Tag Archives: Bellingham

Pastor Engages the Enemy in Adventure of a Lifetime

Chaplain Miller prays with a Marine Corps Special Operations Team prior to a mission in East Africa.

By Carl Stagner

Calculated risk. Often used in the financial sense, Baron Miller uttered the term in the context of fear. Every time you take a drive in the car or catch a flight on an airplane, is there a chance you might not make it back? Sure, there is. But that doesn’t cancel your travel plans. When firefighters have to rush inside a burning building, or law enforcement are called to a chaotic scene, they don’t hesitate. There’s risk involved, but these community heroes trust their training and their gear to help them stand strong in the heat of the battle. The parallel to the Christian experience is inescapable; the soldier of the cross must engage the battle, must reclaim what hell has stolen. Might it get scary? Possibly. Could it get dangerous? Certainly. But at the fingertips of every believer is an arsenal of spiritual weapons and an array of training options to fully engage in the fight.
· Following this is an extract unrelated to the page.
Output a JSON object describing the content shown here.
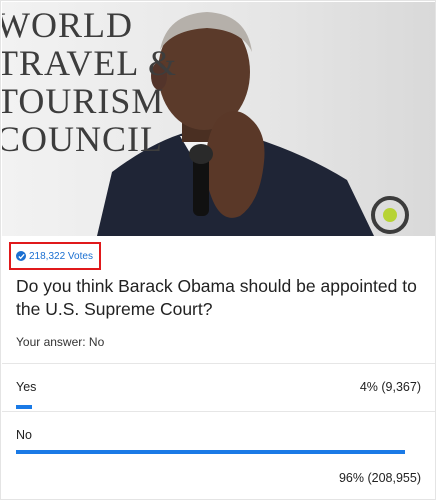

Engaging the enemy—that’s what Baron Miller’s life has been about—from the halls of the Church of God he founded in Bellingham, Washington, to the shores of Guantanamo Bay. Continue reading

When Ministry Gets Messy: A Washington Church’s Incarnational Approach

RCC team at work on a Service Project Sunday.

By Carl Stagner

“In the beginning was the Word, as the Word was with God, and the Word was God” (John 1:1 NIV). Community was whole and pristine, at the beginning, in the Garden of Eden. But the thief, who comes to steal, kill, and destroy (John 10:10), did exactly that. Community was ruptured between humanity and God, and between one another. Since the Fall, God has been working to restore that community, to bring people back to himself. Did you know he’s chosen to use you and me to accomplish the task? But we’ve lost our sense of community, downplayed the power of presence, and ignored the methods of Jesus. Our neighbors are crying out for hope all around us, we hear their voices, but we’d prefer to write a check to the nearest charity. We don’t want to get our hands dirty. In contrast, Roosevelt Community Church, a modest-size Church of God congregation in Bellingham, Washington, is taking back what hell has stolen and destroyed in their neighborhood. They’re boldly giving life where the enemy of our souls has snatched it away, simply by being in, for, and with their community. Continue reading

Creativity, Generosity, Boldness Characterize Easter Celebrations

Photo: Lord’s Supper drama at First Church, Inverness, Florida.

By Carl Stagner

As a pinnacle in the church year, some might get the feeling that it’s all downhill from Easter. But perhaps Pastor Paul Strozier of Madison Park Church of God in Anderson, Indiana, said it best last year in an article he wrote: “The baskets have returned to the attic, the plastic eggs are being recycled, somewhere in the house there is at least one purple Peep left unconsumed—at least until the toddler finds it…But can we really let the celebration of the resurrection of Jesus Christ wait a whole year to be acknowledged and celebrated again? Easter never ends for the follower of Jesus Christ…Imagine how it might change our homes, our families, and our communities if we lived every day with resurrection power, hope, and joy.” For Church of God congregations across the country, Easter has only just begun! Here’s a look at how churches observed Easter week. Continue reading

Church of God Gears Up for Easter

Photo: Cornwall Church’s Skagit Valley “Tulip Team” members.

By Carl Stagner

Jesus is the subject, no doubt about it. The life of our Lord and Savior Jesus Christ—from birth, to death, to resurrection—is one we exalt from Sunday to Sunday, Christmas to Easter, and throughout the year. It’s no wonder that Church of God congregations across the country and around the world are pulling out all the stops for a week of worship, reflection, outreach, community service, and celebration. Throughout the movement, churches are preparing for community Easter egg hunts and festivals, Communion, Good Friday gatherings, Sunrise services, breakfasts and brunches, stations of the cross, special music and drama—and of course, footwashing. Continue reading